— BRIEF —
In the listing that follows, print every line exactly and leave the images out.

[[ MATERIAL FOR THE TASK, beginning ]]

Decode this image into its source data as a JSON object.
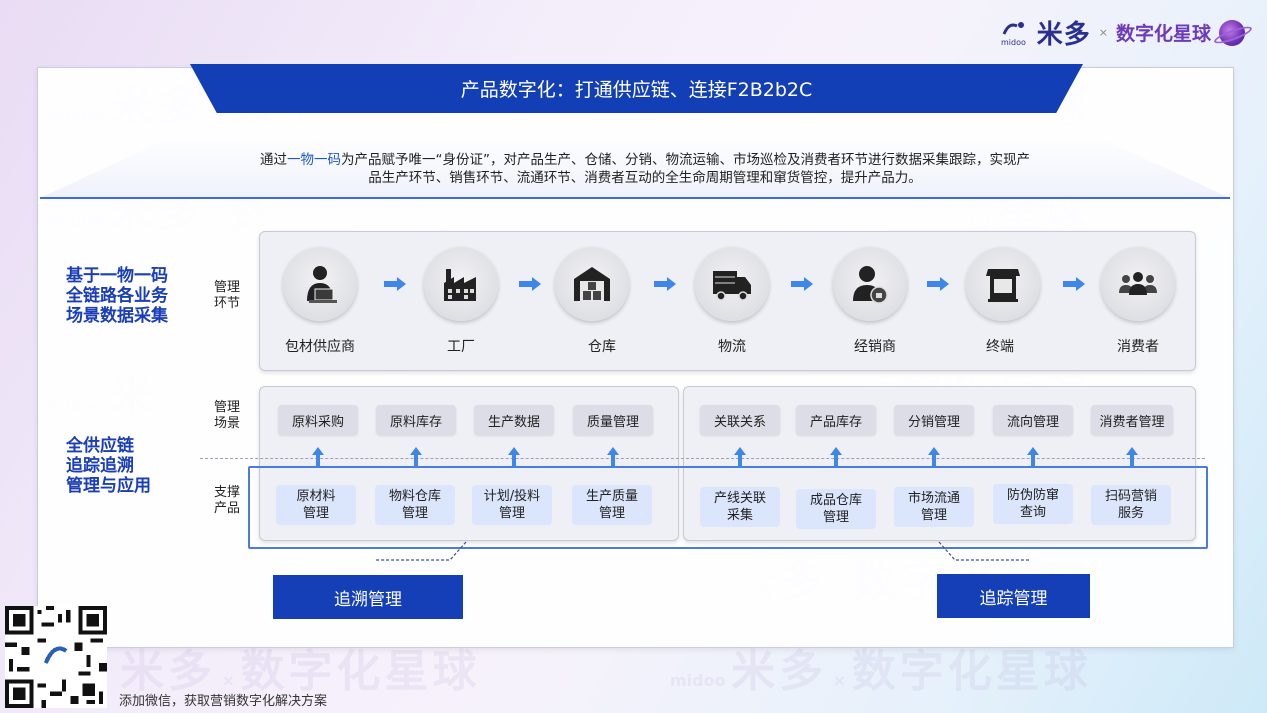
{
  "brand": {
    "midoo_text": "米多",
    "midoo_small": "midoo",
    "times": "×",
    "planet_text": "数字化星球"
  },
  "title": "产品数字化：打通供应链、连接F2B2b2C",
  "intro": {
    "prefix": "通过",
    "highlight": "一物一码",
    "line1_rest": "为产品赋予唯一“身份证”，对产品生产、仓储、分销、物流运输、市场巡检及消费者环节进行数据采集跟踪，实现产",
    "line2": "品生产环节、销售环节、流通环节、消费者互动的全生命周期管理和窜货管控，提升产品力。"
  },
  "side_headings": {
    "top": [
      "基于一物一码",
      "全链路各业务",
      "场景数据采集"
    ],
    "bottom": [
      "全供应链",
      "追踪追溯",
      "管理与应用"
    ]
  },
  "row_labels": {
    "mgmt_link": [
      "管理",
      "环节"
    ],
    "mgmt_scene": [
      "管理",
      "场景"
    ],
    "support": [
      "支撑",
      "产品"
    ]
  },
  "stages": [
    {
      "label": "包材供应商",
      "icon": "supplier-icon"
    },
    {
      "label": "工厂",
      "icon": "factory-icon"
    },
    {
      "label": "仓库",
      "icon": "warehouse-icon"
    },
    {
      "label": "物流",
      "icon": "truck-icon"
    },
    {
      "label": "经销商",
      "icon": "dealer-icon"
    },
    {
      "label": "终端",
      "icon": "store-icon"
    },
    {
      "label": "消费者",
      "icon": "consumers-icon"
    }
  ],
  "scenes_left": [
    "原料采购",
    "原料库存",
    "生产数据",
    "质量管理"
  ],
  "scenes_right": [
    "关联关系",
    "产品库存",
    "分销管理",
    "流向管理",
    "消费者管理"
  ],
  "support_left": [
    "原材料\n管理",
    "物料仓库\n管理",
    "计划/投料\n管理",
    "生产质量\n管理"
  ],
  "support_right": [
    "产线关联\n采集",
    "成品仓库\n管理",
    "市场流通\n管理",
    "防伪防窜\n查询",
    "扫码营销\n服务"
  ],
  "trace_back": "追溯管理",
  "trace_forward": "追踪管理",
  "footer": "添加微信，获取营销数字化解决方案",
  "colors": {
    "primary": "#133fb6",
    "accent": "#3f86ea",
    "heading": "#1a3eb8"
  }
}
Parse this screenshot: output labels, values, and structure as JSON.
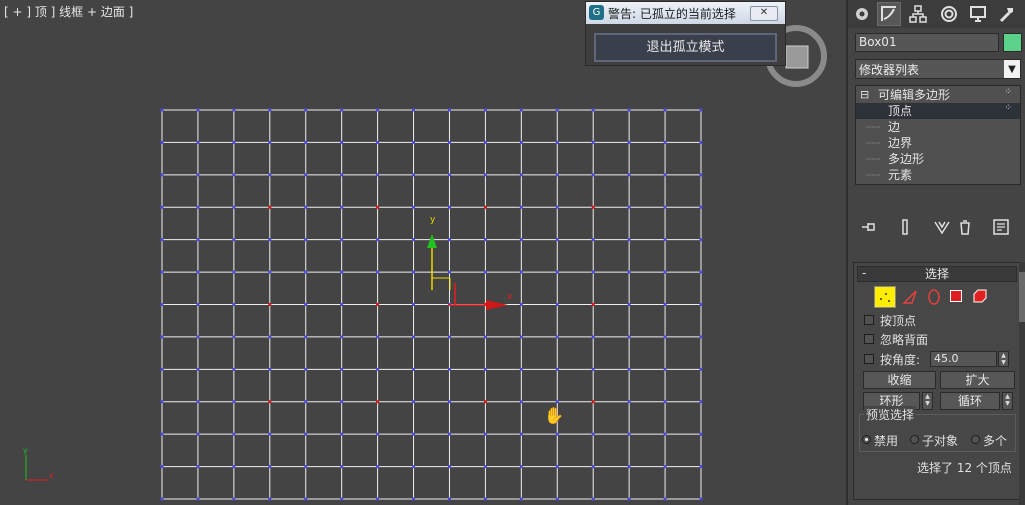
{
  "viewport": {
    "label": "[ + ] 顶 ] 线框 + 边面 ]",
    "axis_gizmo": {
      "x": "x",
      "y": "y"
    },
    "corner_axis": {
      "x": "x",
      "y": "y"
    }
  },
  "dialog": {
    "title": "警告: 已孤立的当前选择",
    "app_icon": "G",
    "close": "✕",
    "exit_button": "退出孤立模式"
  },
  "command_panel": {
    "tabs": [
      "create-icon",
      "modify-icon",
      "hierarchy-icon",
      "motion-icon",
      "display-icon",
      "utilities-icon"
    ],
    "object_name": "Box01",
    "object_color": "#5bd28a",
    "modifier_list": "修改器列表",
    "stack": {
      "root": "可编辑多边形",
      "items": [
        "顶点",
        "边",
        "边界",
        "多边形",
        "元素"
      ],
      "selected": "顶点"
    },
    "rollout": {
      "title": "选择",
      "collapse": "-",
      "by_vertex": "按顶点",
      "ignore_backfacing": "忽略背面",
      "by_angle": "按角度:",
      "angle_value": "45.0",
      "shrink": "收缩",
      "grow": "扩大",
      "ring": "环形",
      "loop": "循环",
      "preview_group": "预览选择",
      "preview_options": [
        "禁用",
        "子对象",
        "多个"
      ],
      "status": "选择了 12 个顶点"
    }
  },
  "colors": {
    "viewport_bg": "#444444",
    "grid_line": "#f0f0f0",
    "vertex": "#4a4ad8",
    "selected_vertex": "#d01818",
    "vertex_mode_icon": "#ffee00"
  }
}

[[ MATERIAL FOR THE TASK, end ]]

— RESULT OF THIS EXERCISE —
Decode this image into its source data as a JSON object.
{
  "brand": {
    "midoo_text": "米多",
    "midoo_small": "midoo",
    "times": "×",
    "planet_text": "数字化星球"
  },
  "title": "产品数字化：打通供应链、连接F2B2b2C",
  "intro": {
    "prefix": "通过",
    "highlight": "一物一码",
    "line1_rest": "为产品赋予唯一“身份证”，对产品生产、仓储、分销、物流运输、市场巡检及消费者环节进行数据采集跟踪，实现产",
    "line2": "品生产环节、销售环节、流通环节、消费者互动的全生命周期管理和窜货管控，提升产品力。"
  },
  "side_headings": {
    "top": [
      "基于一物一码",
      "全链路各业务",
      "场景数据采集"
    ],
    "bottom": [
      "全供应链",
      "追踪追溯",
      "管理与应用"
    ]
  },
  "row_labels": {
    "mgmt_link": [
      "管理",
      "环节"
    ],
    "mgmt_scene": [
      "管理",
      "场景"
    ],
    "support": [
      "支撑",
      "产品"
    ]
  },
  "stages": [
    {
      "label": "包材供应商",
      "icon": "supplier-icon"
    },
    {
      "label": "工厂",
      "icon": "factory-icon"
    },
    {
      "label": "仓库",
      "icon": "warehouse-icon"
    },
    {
      "label": "物流",
      "icon": "truck-icon"
    },
    {
      "label": "经销商",
      "icon": "dealer-icon"
    },
    {
      "label": "终端",
      "icon": "store-icon"
    },
    {
      "label": "消费者",
      "icon": "consumers-icon"
    }
  ],
  "scenes_left": [
    "原料采购",
    "原料库存",
    "生产数据",
    "质量管理"
  ],
  "scenes_right": [
    "关联关系",
    "产品库存",
    "分销管理",
    "流向管理",
    "消费者管理"
  ],
  "support_left": [
    "原材料\n管理",
    "物料仓库\n管理",
    "计划/投料\n管理",
    "生产质量\n管理"
  ],
  "support_right": [
    "产线关联\n采集",
    "成品仓库\n管理",
    "市场流通\n管理",
    "防伪防窜\n查询",
    "扫码营销\n服务"
  ],
  "trace_back": "追溯管理",
  "trace_forward": "追踪管理",
  "footer": "添加微信，获取营销数字化解决方案",
  "colors": {
    "primary": "#133fb6",
    "accent": "#3f86ea",
    "heading": "#1a3eb8"
  }
}
Parse this screenshot: output labels, values, and structure as JSON.
{
  "viewport": {
    "label": "[ + ] 顶 ] 线框 + 边面 ]",
    "axis_gizmo": {
      "x": "x",
      "y": "y"
    },
    "corner_axis": {
      "x": "x",
      "y": "y"
    }
  },
  "dialog": {
    "title": "警告: 已孤立的当前选择",
    "app_icon": "G",
    "close": "✕",
    "exit_button": "退出孤立模式"
  },
  "command_panel": {
    "tabs": [
      "create-icon",
      "modify-icon",
      "hierarchy-icon",
      "motion-icon",
      "display-icon",
      "utilities-icon"
    ],
    "object_name": "Box01",
    "object_color": "#5bd28a",
    "modifier_list": "修改器列表",
    "stack": {
      "root": "可编辑多边形",
      "items": [
        "顶点",
        "边",
        "边界",
        "多边形",
        "元素"
      ],
      "selected": "顶点"
    },
    "rollout": {
      "title": "选择",
      "collapse": "-",
      "by_vertex": "按顶点",
      "ignore_backfacing": "忽略背面",
      "by_angle": "按角度:",
      "angle_value": "45.0",
      "shrink": "收缩",
      "grow": "扩大",
      "ring": "环形",
      "loop": "循环",
      "preview_group": "预览选择",
      "preview_options": [
        "禁用",
        "子对象",
        "多个"
      ],
      "status": "选择了 12 个顶点"
    }
  },
  "colors": {
    "viewport_bg": "#444444",
    "grid_line": "#f0f0f0",
    "vertex": "#4a4ad8",
    "selected_vertex": "#d01818",
    "vertex_mode_icon": "#ffee00"
  }
}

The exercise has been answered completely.